== Task requirements ==
Please retype all of the records below word for word, leaving out any pictures.

Page and application data records:
════════

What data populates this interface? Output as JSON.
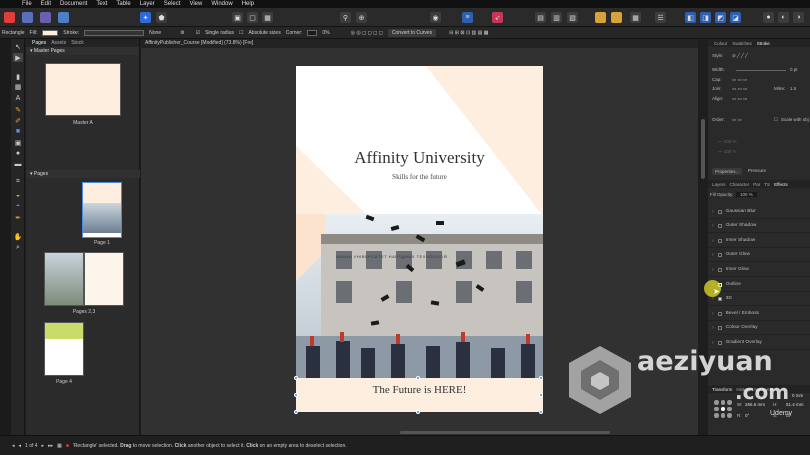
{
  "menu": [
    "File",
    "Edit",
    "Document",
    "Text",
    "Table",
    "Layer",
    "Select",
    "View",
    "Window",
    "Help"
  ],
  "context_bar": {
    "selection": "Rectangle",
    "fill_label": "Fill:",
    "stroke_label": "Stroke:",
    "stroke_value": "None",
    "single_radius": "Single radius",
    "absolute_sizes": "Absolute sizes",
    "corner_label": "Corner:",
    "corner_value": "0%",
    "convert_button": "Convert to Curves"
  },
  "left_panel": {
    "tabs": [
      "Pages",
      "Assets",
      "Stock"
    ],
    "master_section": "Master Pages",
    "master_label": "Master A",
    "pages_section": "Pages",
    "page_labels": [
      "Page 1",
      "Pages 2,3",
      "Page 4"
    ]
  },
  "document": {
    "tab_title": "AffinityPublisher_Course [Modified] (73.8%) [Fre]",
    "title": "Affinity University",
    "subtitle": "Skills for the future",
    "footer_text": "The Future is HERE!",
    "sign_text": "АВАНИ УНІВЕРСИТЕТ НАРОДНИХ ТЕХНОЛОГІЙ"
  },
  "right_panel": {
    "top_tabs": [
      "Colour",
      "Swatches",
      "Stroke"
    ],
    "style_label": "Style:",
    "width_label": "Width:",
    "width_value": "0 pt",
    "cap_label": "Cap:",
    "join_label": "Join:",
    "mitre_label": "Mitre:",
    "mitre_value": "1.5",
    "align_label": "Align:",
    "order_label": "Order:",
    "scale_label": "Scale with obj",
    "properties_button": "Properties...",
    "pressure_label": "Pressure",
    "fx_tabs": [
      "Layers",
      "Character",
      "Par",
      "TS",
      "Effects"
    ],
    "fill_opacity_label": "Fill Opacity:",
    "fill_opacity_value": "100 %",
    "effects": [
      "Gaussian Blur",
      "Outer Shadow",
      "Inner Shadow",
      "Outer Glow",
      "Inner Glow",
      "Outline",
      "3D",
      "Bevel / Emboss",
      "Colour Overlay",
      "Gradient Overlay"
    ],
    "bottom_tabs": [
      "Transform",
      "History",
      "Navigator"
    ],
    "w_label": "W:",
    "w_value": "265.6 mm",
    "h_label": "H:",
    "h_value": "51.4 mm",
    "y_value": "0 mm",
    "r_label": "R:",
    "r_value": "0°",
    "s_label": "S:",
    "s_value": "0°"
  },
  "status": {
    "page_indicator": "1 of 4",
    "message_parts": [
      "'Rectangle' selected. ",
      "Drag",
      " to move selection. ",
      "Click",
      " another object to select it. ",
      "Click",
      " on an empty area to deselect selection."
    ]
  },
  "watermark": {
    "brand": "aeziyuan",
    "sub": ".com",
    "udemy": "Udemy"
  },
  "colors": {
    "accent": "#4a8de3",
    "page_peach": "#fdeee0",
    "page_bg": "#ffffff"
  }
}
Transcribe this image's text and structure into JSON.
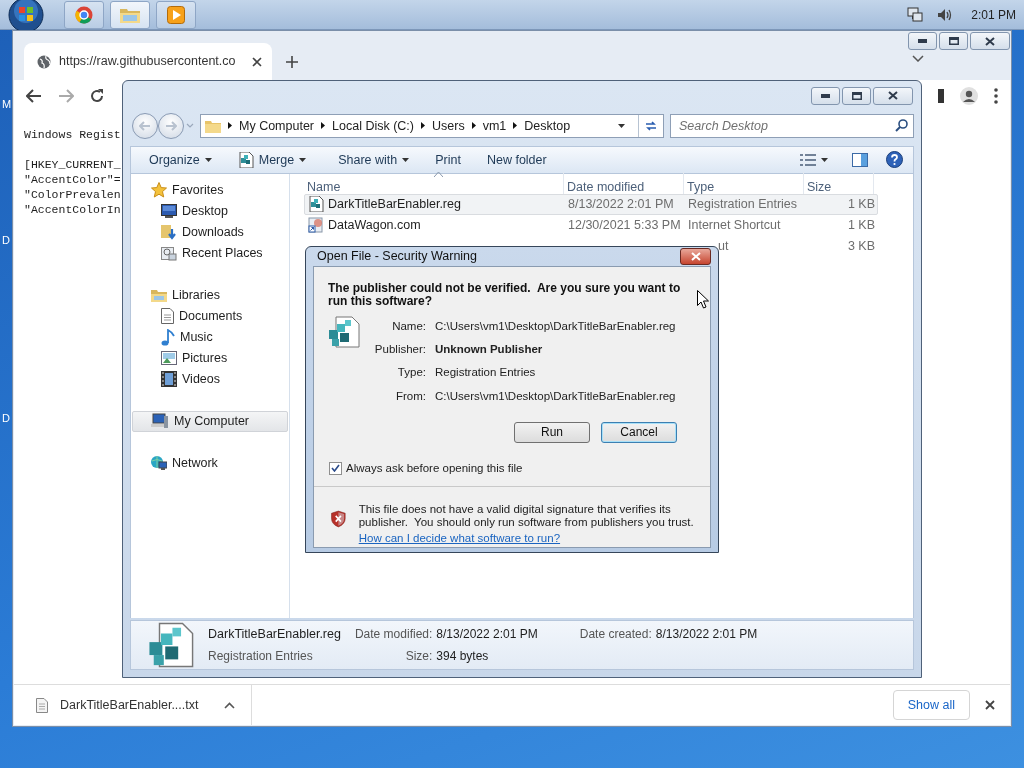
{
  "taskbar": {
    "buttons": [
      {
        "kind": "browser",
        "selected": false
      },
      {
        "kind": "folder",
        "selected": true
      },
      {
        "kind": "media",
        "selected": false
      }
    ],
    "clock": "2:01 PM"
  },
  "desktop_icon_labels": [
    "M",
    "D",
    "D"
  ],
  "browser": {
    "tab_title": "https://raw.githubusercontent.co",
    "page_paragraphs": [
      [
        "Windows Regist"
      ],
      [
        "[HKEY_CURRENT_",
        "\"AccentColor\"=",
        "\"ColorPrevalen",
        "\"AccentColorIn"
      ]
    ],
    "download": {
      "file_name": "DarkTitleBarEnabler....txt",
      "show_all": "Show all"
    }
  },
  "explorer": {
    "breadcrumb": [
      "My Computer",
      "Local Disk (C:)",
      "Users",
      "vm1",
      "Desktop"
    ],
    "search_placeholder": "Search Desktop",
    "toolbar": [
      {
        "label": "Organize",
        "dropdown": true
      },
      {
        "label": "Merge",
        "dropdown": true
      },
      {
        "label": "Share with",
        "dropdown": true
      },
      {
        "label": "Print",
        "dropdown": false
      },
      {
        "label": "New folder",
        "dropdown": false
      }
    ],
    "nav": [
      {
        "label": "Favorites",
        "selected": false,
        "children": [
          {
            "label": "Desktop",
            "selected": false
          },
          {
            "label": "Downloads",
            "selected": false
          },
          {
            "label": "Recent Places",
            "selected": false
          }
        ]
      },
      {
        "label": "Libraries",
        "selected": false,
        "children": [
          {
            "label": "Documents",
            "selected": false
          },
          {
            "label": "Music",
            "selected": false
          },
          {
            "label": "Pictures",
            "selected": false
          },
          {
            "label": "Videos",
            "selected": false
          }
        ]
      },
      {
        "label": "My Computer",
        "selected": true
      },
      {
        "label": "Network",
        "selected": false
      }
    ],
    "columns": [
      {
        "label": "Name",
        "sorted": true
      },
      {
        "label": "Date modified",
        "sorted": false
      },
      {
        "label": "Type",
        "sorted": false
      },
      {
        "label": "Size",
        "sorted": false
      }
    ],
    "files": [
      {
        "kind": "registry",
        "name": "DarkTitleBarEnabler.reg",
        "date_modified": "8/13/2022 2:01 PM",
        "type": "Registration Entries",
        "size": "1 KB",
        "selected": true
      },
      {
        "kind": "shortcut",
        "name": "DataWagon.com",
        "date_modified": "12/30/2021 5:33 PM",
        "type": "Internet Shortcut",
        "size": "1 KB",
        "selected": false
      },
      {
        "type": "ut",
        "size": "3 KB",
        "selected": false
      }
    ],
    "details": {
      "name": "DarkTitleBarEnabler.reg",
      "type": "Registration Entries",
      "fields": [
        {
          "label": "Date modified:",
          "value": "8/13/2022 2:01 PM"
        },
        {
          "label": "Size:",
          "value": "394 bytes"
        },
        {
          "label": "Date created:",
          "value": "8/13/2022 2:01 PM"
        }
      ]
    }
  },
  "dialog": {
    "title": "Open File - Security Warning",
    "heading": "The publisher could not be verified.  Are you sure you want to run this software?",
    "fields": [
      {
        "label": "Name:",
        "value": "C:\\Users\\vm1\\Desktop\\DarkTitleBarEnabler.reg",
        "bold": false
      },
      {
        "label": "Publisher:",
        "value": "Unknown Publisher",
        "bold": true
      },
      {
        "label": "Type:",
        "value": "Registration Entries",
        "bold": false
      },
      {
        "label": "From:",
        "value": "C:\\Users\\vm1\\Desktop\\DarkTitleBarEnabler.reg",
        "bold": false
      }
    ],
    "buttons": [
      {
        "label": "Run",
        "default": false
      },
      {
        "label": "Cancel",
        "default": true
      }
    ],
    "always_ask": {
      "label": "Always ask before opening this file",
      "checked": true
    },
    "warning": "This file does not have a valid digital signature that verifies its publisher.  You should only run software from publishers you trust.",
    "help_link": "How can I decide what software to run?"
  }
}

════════

== Output for this exercise ==
What data populates this interface? Output as JSON.
{
  "menu": [
    "File",
    "Edit",
    "Document",
    "Text",
    "Table",
    "Layer",
    "Select",
    "View",
    "Window",
    "Help"
  ],
  "context_bar": {
    "selection": "Rectangle",
    "fill_label": "Fill:",
    "stroke_label": "Stroke:",
    "stroke_value": "None",
    "single_radius": "Single radius",
    "absolute_sizes": "Absolute sizes",
    "corner_label": "Corner:",
    "corner_value": "0%",
    "convert_button": "Convert to Curves"
  },
  "left_panel": {
    "tabs": [
      "Pages",
      "Assets",
      "Stock"
    ],
    "master_section": "Master Pages",
    "master_label": "Master A",
    "pages_section": "Pages",
    "page_labels": [
      "Page 1",
      "Pages 2,3",
      "Page 4"
    ]
  },
  "document": {
    "tab_title": "AffinityPublisher_Course [Modified] (73.8%) [Fre]",
    "title": "Affinity University",
    "subtitle": "Skills for the future",
    "footer_text": "The Future is HERE!",
    "sign_text": "АВАНИ УНІВЕРСИТЕТ НАРОДНИХ ТЕХНОЛОГІЙ"
  },
  "right_panel": {
    "top_tabs": [
      "Colour",
      "Swatches",
      "Stroke"
    ],
    "style_label": "Style:",
    "width_label": "Width:",
    "width_value": "0 pt",
    "cap_label": "Cap:",
    "join_label": "Join:",
    "mitre_label": "Mitre:",
    "mitre_value": "1.5",
    "align_label": "Align:",
    "order_label": "Order:",
    "scale_label": "Scale with obj",
    "properties_button": "Properties...",
    "pressure_label": "Pressure",
    "fx_tabs": [
      "Layers",
      "Character",
      "Par",
      "TS",
      "Effects"
    ],
    "fill_opacity_label": "Fill Opacity:",
    "fill_opacity_value": "100 %",
    "effects": [
      "Gaussian Blur",
      "Outer Shadow",
      "Inner Shadow",
      "Outer Glow",
      "Inner Glow",
      "Outline",
      "3D",
      "Bevel / Emboss",
      "Colour Overlay",
      "Gradient Overlay"
    ],
    "bottom_tabs": [
      "Transform",
      "History",
      "Navigator"
    ],
    "w_label": "W:",
    "w_value": "265.6 mm",
    "h_label": "H:",
    "h_value": "51.4 mm",
    "y_value": "0 mm",
    "r_label": "R:",
    "r_value": "0°",
    "s_label": "S:",
    "s_value": "0°"
  },
  "status": {
    "page_indicator": "1 of 4",
    "message_parts": [
      "'Rectangle' selected. ",
      "Drag",
      " to move selection. ",
      "Click",
      " another object to select it. ",
      "Click",
      " on an empty area to deselect selection."
    ]
  },
  "watermark": {
    "brand": "aeziyuan",
    "sub": ".com",
    "udemy": "Udemy"
  },
  "colors": {
    "accent": "#4a8de3",
    "page_peach": "#fdeee0",
    "page_bg": "#ffffff"
  }
}
Transcribe this image's text and structure into JSON.
{
  "taskbar": {
    "buttons": [
      {
        "kind": "browser",
        "selected": false
      },
      {
        "kind": "folder",
        "selected": true
      },
      {
        "kind": "media",
        "selected": false
      }
    ],
    "clock": "2:01 PM"
  },
  "desktop_icon_labels": [
    "M",
    "D",
    "D"
  ],
  "browser": {
    "tab_title": "https://raw.githubusercontent.co",
    "page_paragraphs": [
      [
        "Windows Regist"
      ],
      [
        "[HKEY_CURRENT_",
        "\"AccentColor\"=",
        "\"ColorPrevalen",
        "\"AccentColorIn"
      ]
    ],
    "download": {
      "file_name": "DarkTitleBarEnabler....txt",
      "show_all": "Show all"
    }
  },
  "explorer": {
    "breadcrumb": [
      "My Computer",
      "Local Disk (C:)",
      "Users",
      "vm1",
      "Desktop"
    ],
    "search_placeholder": "Search Desktop",
    "toolbar": [
      {
        "label": "Organize",
        "dropdown": true
      },
      {
        "label": "Merge",
        "dropdown": true
      },
      {
        "label": "Share with",
        "dropdown": true
      },
      {
        "label": "Print",
        "dropdown": false
      },
      {
        "label": "New folder",
        "dropdown": false
      }
    ],
    "nav": [
      {
        "label": "Favorites",
        "selected": false,
        "children": [
          {
            "label": "Desktop",
            "selected": false
          },
          {
            "label": "Downloads",
            "selected": false
          },
          {
            "label": "Recent Places",
            "selected": false
          }
        ]
      },
      {
        "label": "Libraries",
        "selected": false,
        "children": [
          {
            "label": "Documents",
            "selected": false
          },
          {
            "label": "Music",
            "selected": false
          },
          {
            "label": "Pictures",
            "selected": false
          },
          {
            "label": "Videos",
            "selected": false
          }
        ]
      },
      {
        "label": "My Computer",
        "selected": true
      },
      {
        "label": "Network",
        "selected": false
      }
    ],
    "columns": [
      {
        "label": "Name",
        "sorted": true
      },
      {
        "label": "Date modified",
        "sorted": false
      },
      {
        "label": "Type",
        "sorted": false
      },
      {
        "label": "Size",
        "sorted": false
      }
    ],
    "files": [
      {
        "kind": "registry",
        "name": "DarkTitleBarEnabler.reg",
        "date_modified": "8/13/2022 2:01 PM",
        "type": "Registration Entries",
        "size": "1 KB",
        "selected": true
      },
      {
        "kind": "shortcut",
        "name": "DataWagon.com",
        "date_modified": "12/30/2021 5:33 PM",
        "type": "Internet Shortcut",
        "size": "1 KB",
        "selected": false
      },
      {
        "type": "ut",
        "size": "3 KB",
        "selected": false
      }
    ],
    "details": {
      "name": "DarkTitleBarEnabler.reg",
      "type": "Registration Entries",
      "fields": [
        {
          "label": "Date modified:",
          "value": "8/13/2022 2:01 PM"
        },
        {
          "label": "Size:",
          "value": "394 bytes"
        },
        {
          "label": "Date created:",
          "value": "8/13/2022 2:01 PM"
        }
      ]
    }
  },
  "dialog": {
    "title": "Open File - Security Warning",
    "heading": "The publisher could not be verified.  Are you sure you want to run this software?",
    "fields": [
      {
        "label": "Name:",
        "value": "C:\\Users\\vm1\\Desktop\\DarkTitleBarEnabler.reg",
        "bold": false
      },
      {
        "label": "Publisher:",
        "value": "Unknown Publisher",
        "bold": true
      },
      {
        "label": "Type:",
        "value": "Registration Entries",
        "bold": false
      },
      {
        "label": "From:",
        "value": "C:\\Users\\vm1\\Desktop\\DarkTitleBarEnabler.reg",
        "bold": false
      }
    ],
    "buttons": [
      {
        "label": "Run",
        "default": false
      },
      {
        "label": "Cancel",
        "default": true
      }
    ],
    "always_ask": {
      "label": "Always ask before opening this file",
      "checked": true
    },
    "warning": "This file does not have a valid digital signature that verifies its publisher.  You should only run software from publishers you trust.",
    "help_link": "How can I decide what software to run?"
  }
}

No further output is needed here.